About this exercise:
Pick out all lines of the entries that include the word "但绝对不伸手" and copy them.

Data provided:

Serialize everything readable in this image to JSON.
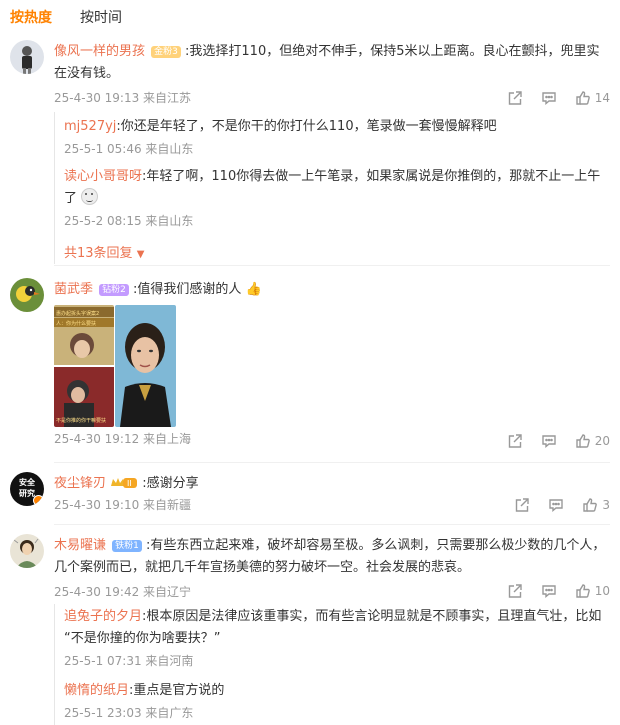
{
  "tabs": {
    "hot": "按热度",
    "time": "按时间"
  },
  "comments": [
    {
      "user": "像风一样的男孩",
      "badge": "金粉3",
      "text": ":我选择打110，但绝对不伸手，保持5米以上距离。良心在颤抖，兜里实在没有钱。",
      "line1": ":我选择打110，但绝对不伸手，保持5米以上距离。良心在颤抖，兜里实",
      "line2": "在没有钱。",
      "meta": "25-4-30 19:13 来自江苏",
      "likes": "14",
      "replies": [
        {
          "user": "mj527yj",
          "text": ":你还是年轻了，不是你干的你打什么110，笔录做一套慢慢解释吧",
          "meta": "25-5-1 05:46 来自山东"
        },
        {
          "user": "读心小哥哥呀",
          "line1": ":年轻了啊，110你得去做一上午笔录，如果家属说是你推倒的，那就不止一上午",
          "line2": "了",
          "meta": "25-5-2 08:15 来自山东"
        }
      ],
      "more": "共13条回复"
    },
    {
      "user": "菌武季",
      "badge": "钻粉2",
      "text": ":值得我们感谢的人",
      "meta": "25-4-30 19:12 来自上海",
      "likes": "20",
      "image_caption_1": "惠办起拆头字误案2",
      "image_caption_2": "人：你为什么要扶",
      "image_caption_3": "不是你推的你干嘛要扶"
    },
    {
      "user": "夜尘锋刃",
      "avatar_text": "安全研究",
      "text": ":感谢分享",
      "meta": "25-4-30 19:10 来自新疆",
      "likes": "3"
    },
    {
      "user": "木易曜谦",
      "badge": "铁粉1",
      "line1": ":有些东西立起来难，破坏却容易至极。多么讽刺，只需要那么极少数的几个人，",
      "line2": "几个案例而已，就把几千年宣扬美德的努力破坏一空。社会发展的悲哀。",
      "meta": "25-4-30 19:42 来自辽宁",
      "likes": "10",
      "replies": [
        {
          "user": "追兔子的夕月",
          "line1": ":根本原因是法律应该重事实，而有些言论明显就是不顾事实，且理直气壮，比如",
          "line2": "“不是你撞的你为啥要扶？”",
          "meta": "25-5-1 07:31 来自河南"
        },
        {
          "user": "懒惰的纸月",
          "text": ":重点是官方说的",
          "meta": "25-5-1 23:03 来自广东"
        }
      ]
    }
  ]
}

Output of the exercise:
      "text": ":我选择打110，但绝对不伸手，保持5米以上距离。良心在颤抖，兜里实在没有钱。",
      "line1": ":我选择打110，但绝对不伸手，保持5米以上距离。良心在颤抖，兜里实",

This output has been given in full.